In the case of Catalonia and Spain, we are facing a challenge of great political dimensions without precedent in terms of EU mediation (as Commission spokesperson Margaritis Schinas recently recognised). The Commission is aware that Spain is central to the EU, and as the political scientist Ivan Krastev reminds us, large political projects never collapse from the peripheries, but because of crisis at the centre. The consequences for a battered EU of a unilateral independence process and a Spain thrown into crisis could call the future of the union into question. It is therefore in the EU’s general interest to contribute in some way to resolving the conflict.

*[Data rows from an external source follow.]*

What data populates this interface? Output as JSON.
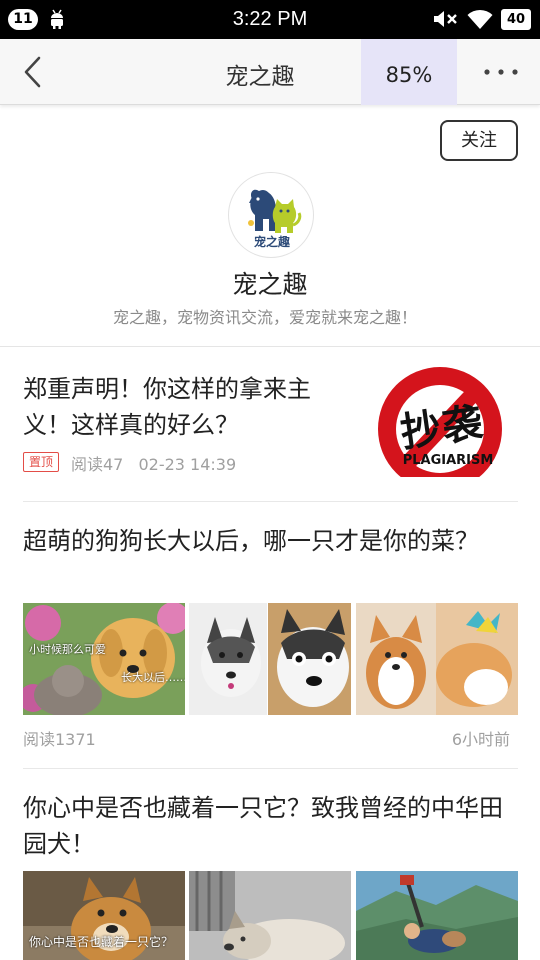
{
  "status_bar": {
    "notification_count": "11",
    "time": "3:22 PM",
    "battery": "40"
  },
  "header": {
    "title": "宠之趣",
    "zoom": "85%"
  },
  "profile": {
    "follow_label": "关注",
    "avatar_text": "宠之趣",
    "name": "宠之趣",
    "description": "宠之趣，宠物资讯交流，爱宠就来宠之趣！"
  },
  "articles": [
    {
      "title": "郑重声明！你这样的拿来主义！这样真的好么？",
      "tag": "置顶",
      "reads": "阅读47",
      "time": "02-23 14:39",
      "thumb_text_main": "抄袭",
      "thumb_text_sub": "PLAGIARISM"
    },
    {
      "title": "超萌的狗狗长大以后，哪一只才是你的菜？",
      "reads": "阅读1371",
      "time": "6小时前",
      "thumb1_caption_a": "小时候那么可爱",
      "thumb1_caption_b": "长大以后……"
    },
    {
      "title": "你心中是否也藏着一只它？致我曾经的中华田园犬！",
      "thumb1_caption": "你心中是否也藏着一只它？"
    }
  ],
  "colors": {
    "accent_tag": "#e34d47",
    "zoom_highlight": "#e6e4f8"
  }
}
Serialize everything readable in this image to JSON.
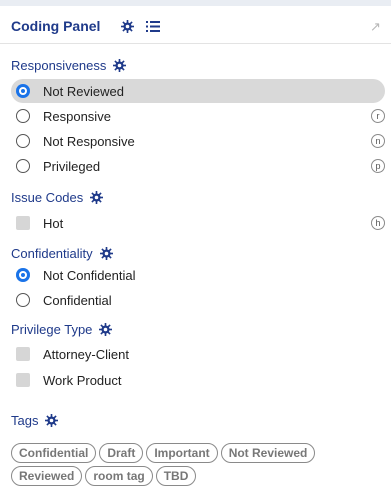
{
  "panel": {
    "title": "Coding Panel"
  },
  "sections": {
    "responsiveness": {
      "title": "Responsiveness",
      "options": [
        {
          "label": "Not Reviewed",
          "shortcut": "",
          "selected": true
        },
        {
          "label": "Responsive",
          "shortcut": "r",
          "selected": false
        },
        {
          "label": "Not Responsive",
          "shortcut": "n",
          "selected": false
        },
        {
          "label": "Privileged",
          "shortcut": "p",
          "selected": false
        }
      ]
    },
    "issue_codes": {
      "title": "Issue Codes",
      "options": [
        {
          "label": "Hot",
          "shortcut": "h",
          "checked": false
        }
      ]
    },
    "confidentiality": {
      "title": "Confidentiality",
      "options": [
        {
          "label": "Not Confidential",
          "selected": true
        },
        {
          "label": "Confidential",
          "selected": false
        }
      ]
    },
    "privilege_type": {
      "title": "Privilege Type",
      "options": [
        {
          "label": "Attorney-Client",
          "checked": false
        },
        {
          "label": "Work Product",
          "checked": false
        }
      ]
    },
    "tags": {
      "title": "Tags",
      "rows": [
        [
          "Confidential",
          "Draft",
          "Important",
          "Not Reviewed"
        ],
        [
          "Reviewed",
          "room tag",
          "TBD"
        ]
      ]
    }
  },
  "colors": {
    "accent": "#1f3a8a",
    "radio_on": "#1a73e8",
    "selected_row": "#d9d9d9"
  }
}
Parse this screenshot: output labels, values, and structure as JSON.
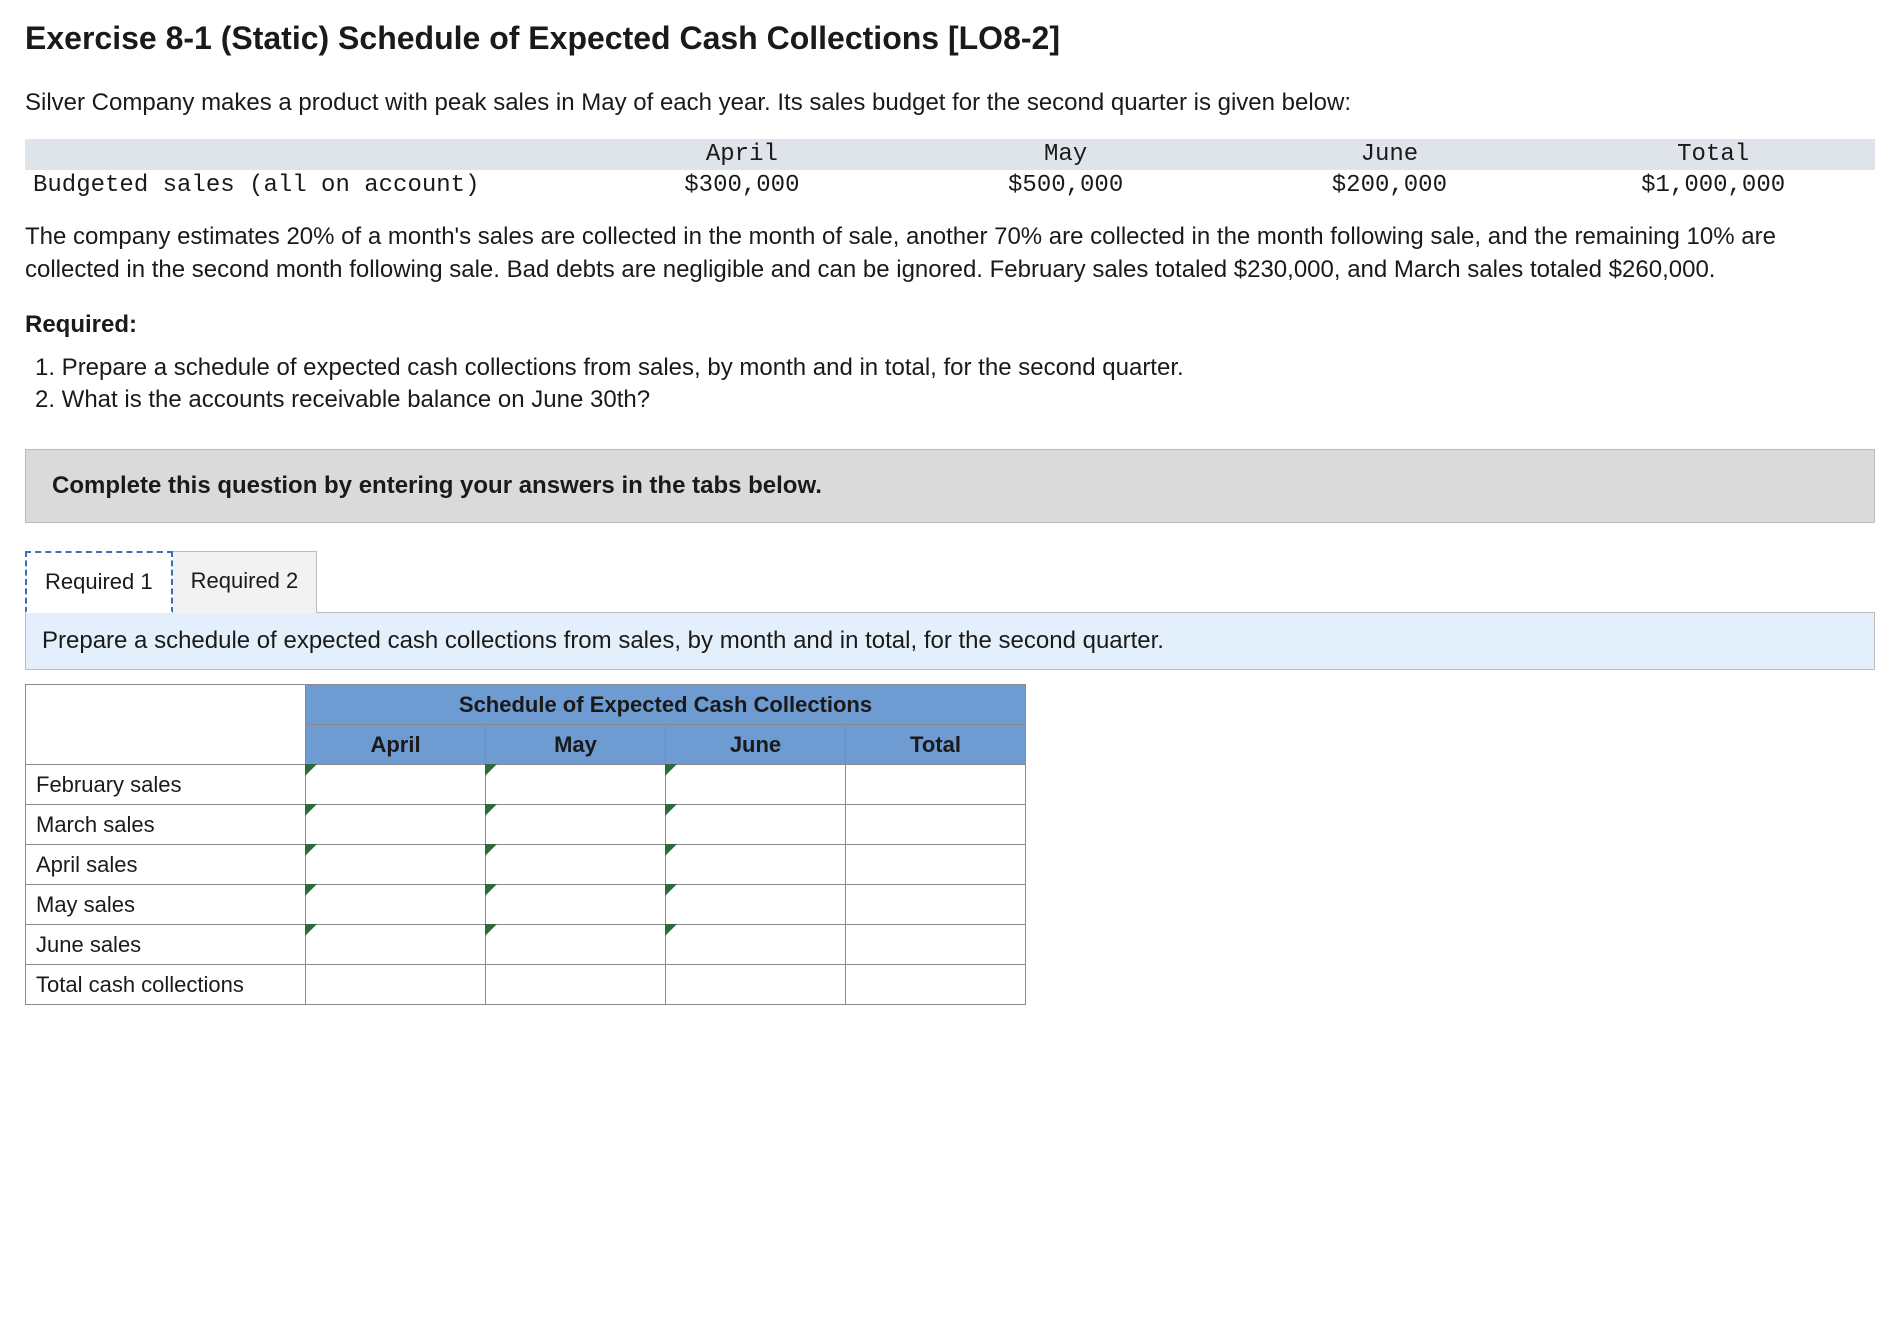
{
  "title": "Exercise 8-1 (Static) Schedule of Expected Cash Collections [LO8-2]",
  "intro": "Silver Company makes a product with peak sales in May of each year. Its sales budget for the second quarter is given below:",
  "budget": {
    "row_label": "Budgeted sales (all on account)",
    "columns": [
      "April",
      "May",
      "June",
      "Total"
    ],
    "values": [
      "$300,000",
      "$500,000",
      "$200,000",
      "$1,000,000"
    ]
  },
  "explain": "The company estimates 20% of a month's sales are collected in the month of sale, another 70% are collected in the month following sale, and the remaining 10% are collected in the second month following sale. Bad debts are negligible and can be ignored. February sales totaled $230,000, and March sales totaled $260,000.",
  "required_heading": "Required:",
  "required_items": [
    "1. Prepare a schedule of expected cash collections from sales, by month and in total, for the second quarter.",
    "2. What is the accounts receivable balance on June 30th?"
  ],
  "instruction_bar": "Complete this question by entering your answers in the tabs below.",
  "tabs": {
    "tab1": "Required 1",
    "tab2": "Required 2"
  },
  "tab_prompt": "Prepare a schedule of expected cash collections from sales, by month and in total, for the second quarter.",
  "answer_table": {
    "title": "Schedule of Expected Cash Collections",
    "col_headers": [
      "April",
      "May",
      "June",
      "Total"
    ],
    "row_labels": [
      "February sales",
      "March sales",
      "April sales",
      "May sales",
      "June sales",
      "Total cash collections"
    ]
  },
  "chart_data": {
    "type": "table",
    "title": "Schedule of Expected Cash Collections",
    "columns": [
      "April",
      "May",
      "June",
      "Total"
    ],
    "rows": [
      "February sales",
      "March sales",
      "April sales",
      "May sales",
      "June sales",
      "Total cash collections"
    ],
    "values": [
      [
        null,
        null,
        null,
        null
      ],
      [
        null,
        null,
        null,
        null
      ],
      [
        null,
        null,
        null,
        null
      ],
      [
        null,
        null,
        null,
        null
      ],
      [
        null,
        null,
        null,
        null
      ],
      [
        null,
        null,
        null,
        null
      ]
    ]
  }
}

Nevertheless, the Catalan government is mistaken if it limits this mediation to the safeguarding of articles 2 (founding values) and 7 (sanctions for the breach of those values) of the Treaty on European Union. The authorities in Brussels insist that Spain is an established democracy and that it has acted in accordance with its domestic constitutional framework, although concern is growing and the excessive use of force by the police on October 1st is clear (and acknowledged in Brussels sotto voce). Europe is already watching Catalonia and understands that its stability is at stake, but the Commission will avoid taking sides for the same reasons it avoids it in Poland, even if its last statement was, fundamentally, a wake-up call for both Rajoy's government and the unilateralists in Catalonia.

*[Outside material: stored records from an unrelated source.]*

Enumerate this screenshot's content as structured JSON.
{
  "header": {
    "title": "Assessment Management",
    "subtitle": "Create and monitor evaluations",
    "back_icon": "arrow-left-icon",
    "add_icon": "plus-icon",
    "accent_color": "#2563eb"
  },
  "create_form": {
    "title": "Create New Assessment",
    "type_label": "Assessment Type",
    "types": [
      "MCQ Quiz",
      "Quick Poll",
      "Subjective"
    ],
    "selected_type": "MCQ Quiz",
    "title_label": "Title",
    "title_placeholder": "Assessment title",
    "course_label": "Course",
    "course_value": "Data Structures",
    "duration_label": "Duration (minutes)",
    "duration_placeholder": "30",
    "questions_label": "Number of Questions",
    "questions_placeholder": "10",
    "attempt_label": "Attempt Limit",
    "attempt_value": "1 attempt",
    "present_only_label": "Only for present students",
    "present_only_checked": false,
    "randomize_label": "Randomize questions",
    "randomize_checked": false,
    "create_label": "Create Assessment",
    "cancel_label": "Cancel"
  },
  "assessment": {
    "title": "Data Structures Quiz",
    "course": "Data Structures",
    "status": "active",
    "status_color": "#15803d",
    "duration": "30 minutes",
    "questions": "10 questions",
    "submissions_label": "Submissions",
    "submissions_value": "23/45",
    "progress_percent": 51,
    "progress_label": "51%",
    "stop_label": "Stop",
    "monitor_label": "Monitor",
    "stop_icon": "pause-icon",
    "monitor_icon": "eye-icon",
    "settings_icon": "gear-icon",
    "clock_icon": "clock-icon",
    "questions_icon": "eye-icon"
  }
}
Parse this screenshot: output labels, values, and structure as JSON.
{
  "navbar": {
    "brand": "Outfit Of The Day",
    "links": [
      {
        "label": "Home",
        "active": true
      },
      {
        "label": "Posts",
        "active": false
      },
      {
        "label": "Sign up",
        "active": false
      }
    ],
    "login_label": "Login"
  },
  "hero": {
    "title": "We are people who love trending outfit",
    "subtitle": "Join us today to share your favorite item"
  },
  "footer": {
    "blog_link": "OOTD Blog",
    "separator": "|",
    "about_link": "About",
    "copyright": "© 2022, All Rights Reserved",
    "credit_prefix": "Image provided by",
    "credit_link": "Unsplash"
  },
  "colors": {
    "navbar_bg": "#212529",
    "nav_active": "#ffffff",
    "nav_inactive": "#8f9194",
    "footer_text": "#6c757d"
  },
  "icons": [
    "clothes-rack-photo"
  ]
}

Given the escalation and the growing concern in Brussels, a larger role for the EU is necessary. It goes without saying that any initiative from the Commission would need the approval, explicit or implicit, of the parties involved – the Catalan and Spanish governments. But the insistence of many MEPs at the European Parliament’s plenary session on October 4th could contribute to the Commission's sense of urgency. From its presidency, the Commission could promote the creation of a task force for political dialogue between the governments. Without preconditions on the main points of this dialogue, the principal task of this mechanism would be to reach agreement to end the current confrontation on the basis of compliance with a minimal agreement.
Certainly this task would not sit easily within the Commission's policies, as was the case for the precedents analysed above. But calling for a task force would not contravene the capacities granted to the Commission by the treaties. This task force should avoid positioning itself at an intermediate level between the governments of Catalonia and Spain. Instead of encouraging bilateral dialogue, it should opt for the wide participation of actors with capacity to influence a political solution. Among them, the Barcelona and Madrid city councils should be included, along with active members of the European Parliament (Catalan, Spanish and from other European countries), experts from the European Commission, international mediators and even respected figures from European civil society (Politico listed a number of these in its October 4th morning newsletter).

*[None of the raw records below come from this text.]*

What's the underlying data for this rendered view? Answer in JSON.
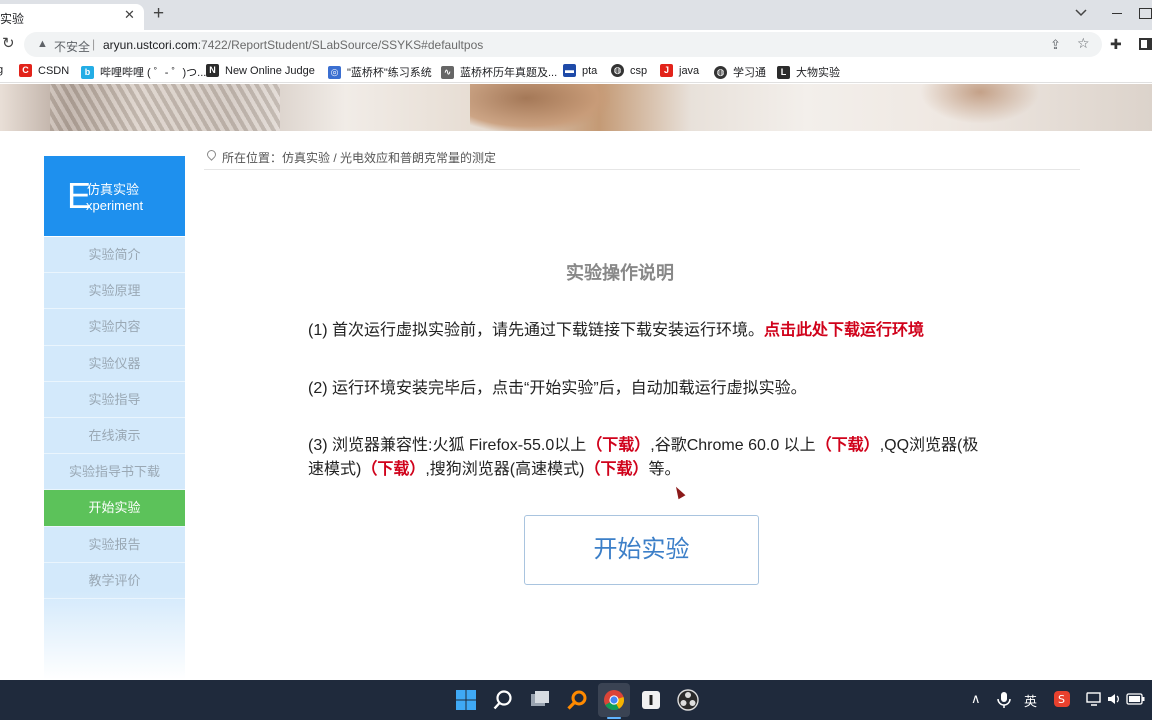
{
  "browser": {
    "tab_title": "实验",
    "tab_close": "✕",
    "new_tab": "+",
    "address": {
      "insecure_label": "不安全",
      "separator": "|",
      "url_host": "aryun.ustcori.com",
      "url_rest": ":7422/ReportStudent/SLabSource/SSYKS#defaultpos"
    },
    "bookmarks": [
      {
        "label": "CSDN",
        "icon": "C",
        "color": "#e2231a"
      },
      {
        "label": "哔哩哔哩 ( ゜- ゜)つ...",
        "icon": "b",
        "color": "#23ade5"
      },
      {
        "label": "New Online Judge",
        "icon": "N",
        "color": "#2b2b2b"
      },
      {
        "label": "\"蓝桥杯\"练习系统",
        "icon": "◎",
        "color": "#3b6fd1"
      },
      {
        "label": "蓝桥杯历年真题及...",
        "icon": "∿",
        "color": "#555555"
      },
      {
        "label": "pta",
        "icon": "▬",
        "color": "#1e4aa8"
      },
      {
        "label": "csp",
        "icon": "◍",
        "color": "#333333"
      },
      {
        "label": "java",
        "icon": "J",
        "color": "#e2231a"
      },
      {
        "label": "学习通",
        "icon": "◍",
        "color": "#333333"
      },
      {
        "label": "大物实验",
        "icon": "L",
        "color": "#2b2b2b"
      }
    ]
  },
  "sidebar": {
    "header_letter": "E",
    "header_cn": "仿真实验",
    "header_en": "xperiment",
    "items": [
      {
        "label": "实验简介",
        "active": false
      },
      {
        "label": "实验原理",
        "active": false
      },
      {
        "label": "实验内容",
        "active": false
      },
      {
        "label": "实验仪器",
        "active": false
      },
      {
        "label": "实验指导",
        "active": false
      },
      {
        "label": "在线演示",
        "active": false
      },
      {
        "label": "实验指导书下载",
        "active": false
      },
      {
        "label": "开始实验",
        "active": true
      },
      {
        "label": "实验报告",
        "active": false
      },
      {
        "label": "教学评价",
        "active": false
      }
    ]
  },
  "breadcrumb": "所在位置：仿真实验 / 光电效应和普朗克常量的测定",
  "main": {
    "title": "实验操作说明",
    "p1_text": "(1) 首次运行虚拟实验前，请先通过下载链接下载安装运行环境。",
    "p1_link": "点击此处下载运行环境",
    "p2_text": "(2) 运行环境安装完毕后，点击“开始实验”后，自动加载运行虚拟实验。",
    "p3_a": "(3) 浏览器兼容性:火狐 Firefox-55.0以上",
    "p3_dl1": "（下载）",
    "p3_b": ",谷歌Chrome 60.0 以上",
    "p3_dl2": "（下载）",
    "p3_c": ",QQ浏览器(极速模式)",
    "p3_dl3": "（下载）",
    "p3_d": ",搜狗浏览器(高速模式)",
    "p3_dl4": "（下载）",
    "p3_e": "等。",
    "start_button": "开始实验"
  },
  "taskbar": {
    "tray_ime": "英",
    "tray_up": "∧"
  }
}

Although it is neither direct nor bilateral mediation, the Commission could apply pressure for the creation of this task force. Express requests by the Catalan and Spanish governments and resolutions in the Catalan and Spanish parliaments should more than suffice for the Commission to make a move. Other European states could join the calls and involve the European Council too, as a representative of the member states. As Juncker said during the Cyprus peace negotiations, "when it's about peace, one needs to take risks. Not taking risks, is the biggest risk". In this case, these words could hardly be more relevant.